Why we love her: A fixture in Walnut Grove for the show’s first four seasons, Miss Beadle cared deeply for her pioneer students, often going out of her way to help them when times got tough. When the Ingalls family faces financial problems, for instance, she buys Laura (Melissa Gilbert, 57) tablet paper so she doesn’t fall behind on her work. “Now, we’re friends, aren’t we?” she asks Laura. “Well, when you have a problem, you should be able to tell a friend, shouldn’t you?” Ahead of her time, Miss Beadle welcomes students of all backgrounds — including Solomon Henry (Todd Bridges, 56), the son of formerly enslaved people, and half-Sioux boy Spotted Eagle (Caesar Ramirez) — into her classroom with open arms.
Lessons taught: How to be good people in an unforgiving environment; how to talk about controversial current events, like the recently ended Civil War, even if the debate in the classroom gets a little heated.
Jessica Day, New Girl
Played by: Zooey Deschanel
Why we love her: Zooey’s character has been described by critics and fans alike as “adorkable,” and while we can’t tell if that’s meant as a compliment or a dig, we think it’s a great quality for a middle-school teacher. She’s quirky. She’s creative. She loves the handbells. She sticks up for kids who are underdogs. And she seems truly invested in her students. Jessica later takes a job as a creative writing teacher for adults, before being named vice principal.
Lessons taught: How to turn your personal experiences into great writing; how to play “Eye of the Tiger” on the handbells; how not to deal with bullies (when she’s targeted by a mean student, she breaks the robotic arm the girl made for her science fair project — don’t do that!).
Will Schuester, Glee
Played by: Matthew Morrison
Why we love him: In the first episode of Fox’s Emmy-winning musical comedy, Spanish teacher “Mr. Schue” puts together a ragtag glee club called New Directions, made up of football players and theater kids, cheerleaders and nerds. He becomes something of a surrogate father to them, a shoulder to cry on as they deal with personal problems, and his mastery of musical mashups and pop hits — from Journey to Lady Gaga — eventually leads to a win at nationals. Considering that Will is played by Broadway star Matthew Morrison, it’s no surprise that he gets more than a few chances to sing throughout the series. For a particularly great performance, check out his medley of “Singin’ in the Rain” and Rihanna’s “Umbrella” with substitute teacher Holly Holliday (Gwyneth Paltrow) and the New Directions in season 2, episode 7.
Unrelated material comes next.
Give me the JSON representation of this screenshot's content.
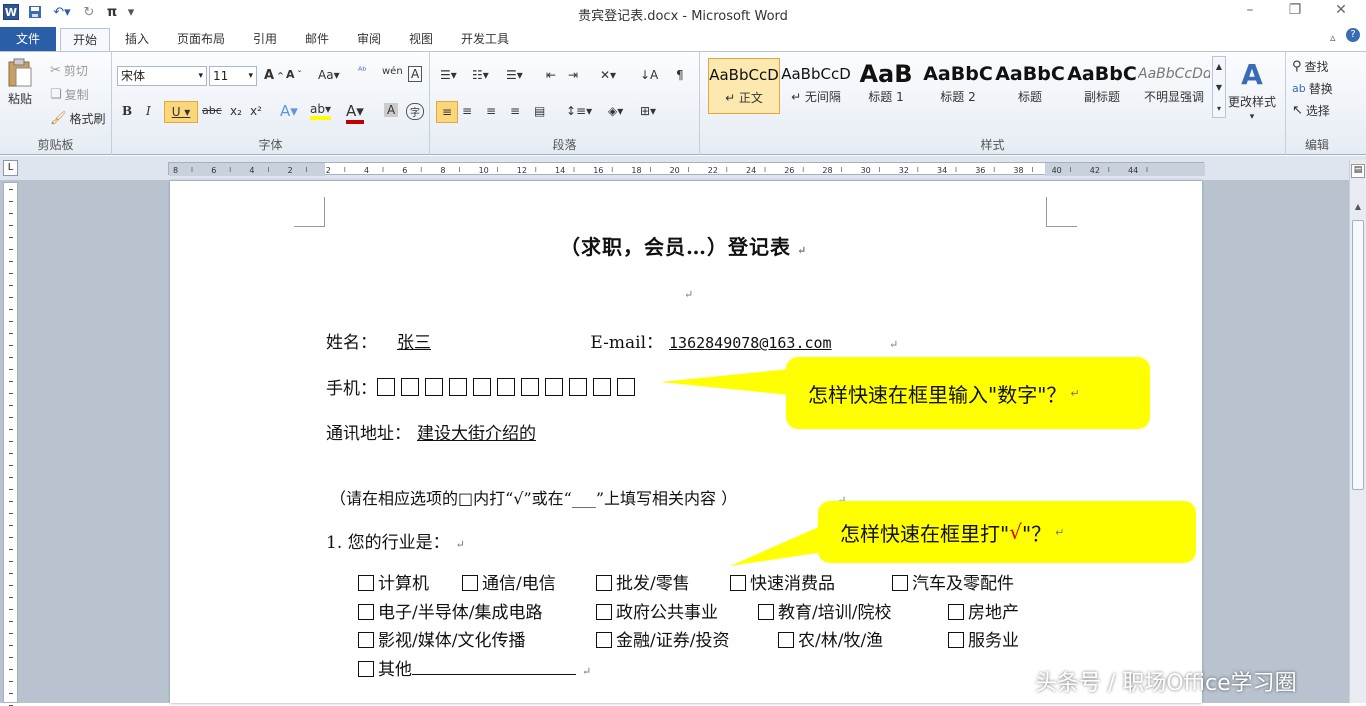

Lessons taught: How to get along with students from other cliques; how to sing and do jazz hands at the same time; how to deal with bullies — even if they’re teachers, like cheer coach Sue Sylvester (Jane Lynch, 61).
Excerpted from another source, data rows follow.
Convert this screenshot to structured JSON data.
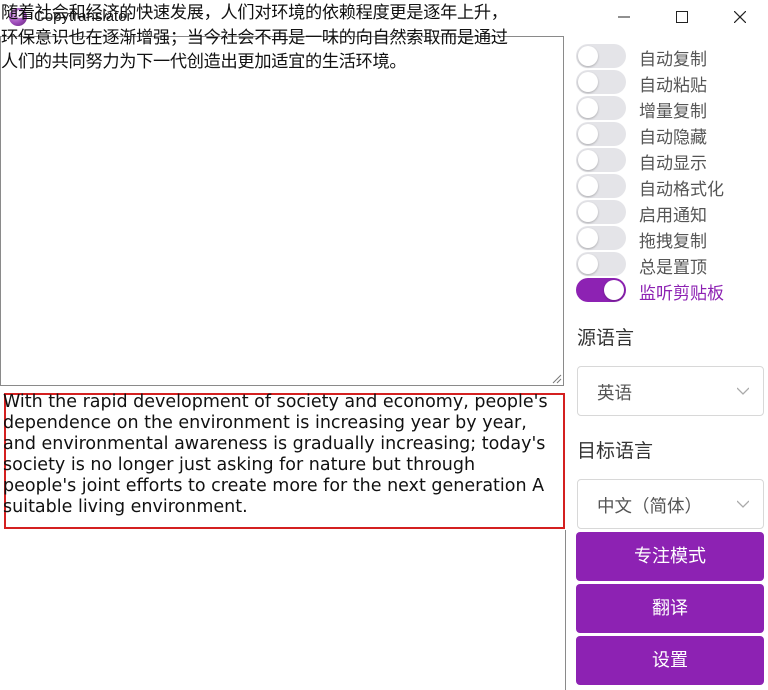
{
  "window": {
    "title": "Copytranslator"
  },
  "source": {
    "text": "随着社会和经济的快速发展，人们对环境的依赖程度更是逐年上升，\n环保意识也在逐渐增强；当今社会不再是一味的向自然索取而是通过\n人们的共同努力为下一代创造出更加适宜的生活环境。"
  },
  "result": {
    "text": "With the rapid development of society and economy, people's\ndependence on the environment is increasing year by year,\nand environmental awareness is gradually increasing; today's\nsociety is no longer just asking for nature but through\npeople's joint efforts to create more for the next generation  A\nsuitable living environment."
  },
  "toggles": [
    {
      "label": "自动复制",
      "on": false
    },
    {
      "label": "自动粘贴",
      "on": false
    },
    {
      "label": "增量复制",
      "on": false
    },
    {
      "label": "自动隐藏",
      "on": false
    },
    {
      "label": "自动显示",
      "on": false
    },
    {
      "label": "自动格式化",
      "on": false
    },
    {
      "label": "启用通知",
      "on": false
    },
    {
      "label": "拖拽复制",
      "on": false
    },
    {
      "label": "总是置顶",
      "on": false
    },
    {
      "label": "监听剪贴板",
      "on": true
    }
  ],
  "source_language": {
    "label": "源语言",
    "value": "英语"
  },
  "target_language": {
    "label": "目标语言",
    "value": "中文（简体）"
  },
  "buttons": {
    "focus_mode": "专注模式",
    "translate": "翻译",
    "settings": "设置"
  },
  "colors": {
    "accent": "#8d22b3",
    "highlight_border": "#d42020"
  }
}
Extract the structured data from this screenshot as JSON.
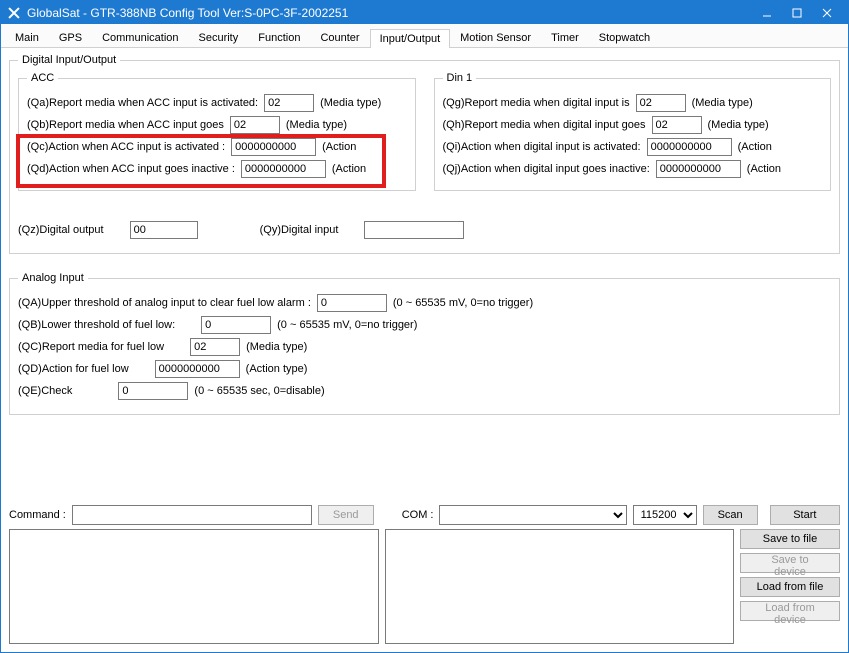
{
  "window": {
    "title": "GlobalSat - GTR-388NB Config Tool Ver:S-0PC-3F-2002251"
  },
  "tabs": {
    "items": [
      "Main",
      "GPS",
      "Communication",
      "Security",
      "Function",
      "Counter",
      "Input/Output",
      "Motion Sensor",
      "Timer",
      "Stopwatch"
    ],
    "active": "Input/Output"
  },
  "digital_io": {
    "legend": "Digital Input/Output",
    "acc": {
      "legend": "ACC",
      "qa_label": "(Qa)Report media when ACC input is activated:",
      "qa_value": "02",
      "qa_note": "(Media type)",
      "qb_label": "(Qb)Report media when ACC input goes",
      "qb_value": "02",
      "qb_note": "(Media type)",
      "qc_label": "(Qc)Action when ACC input is activated :",
      "qc_value": "0000000000",
      "qc_note": "(Action",
      "qd_label": "(Qd)Action when ACC input goes inactive :",
      "qd_value": "0000000000",
      "qd_note": "(Action"
    },
    "din1": {
      "legend": "Din 1",
      "qg_label": "(Qg)Report media when digital input is",
      "qg_value": "02",
      "qg_note": "(Media type)",
      "qh_label": "(Qh)Report media when digital input goes",
      "qh_value": "02",
      "qh_note": "(Media type)",
      "qi_label": "(Qi)Action when digital input is activated:",
      "qi_value": "0000000000",
      "qi_note": "(Action",
      "qj_label": "(Qj)Action when digital input goes inactive:",
      "qj_value": "0000000000",
      "qj_note": "(Action"
    },
    "qz_label": "(Qz)Digital output",
    "qz_value": "00",
    "qy_label": "(Qy)Digital input",
    "qy_value": ""
  },
  "analog": {
    "legend": "Analog Input",
    "qa_label": "(QA)Upper threshold of analog input to clear fuel low alarm :",
    "qa_value": "0",
    "qa_note": "(0 ~ 65535 mV, 0=no trigger)",
    "qb_label": "(QB)Lower threshold of fuel low:",
    "qb_value": "0",
    "qb_note": "(0 ~ 65535 mV, 0=no trigger)",
    "qc_label": "(QC)Report media for fuel low",
    "qc_value": "02",
    "qc_note": "(Media type)",
    "qd_label": "(QD)Action for fuel low",
    "qd_value": "0000000000",
    "qd_note": "(Action type)",
    "qe_label": "(QE)Check",
    "qe_value": "0",
    "qe_note": "(0 ~ 65535 sec, 0=disable)"
  },
  "bottom": {
    "command_label": "Command :",
    "command_value": "",
    "send_label": "Send",
    "com_label": "COM :",
    "com_value": "",
    "baud_value": "115200",
    "scan_label": "Scan",
    "start_label": "Start",
    "save_file": "Save to file",
    "save_device": "Save to device",
    "load_file": "Load from file",
    "load_device": "Load from device"
  }
}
Nicholas DeRenzo is a contributing writer who covers entertainment and travel. Previously he was executive editor of United Airlines’ Hemispheres magazine and his work has appeared in the New York Times, Conde Nast Traveler, Travel & Leisure, Sunset and New York magazine.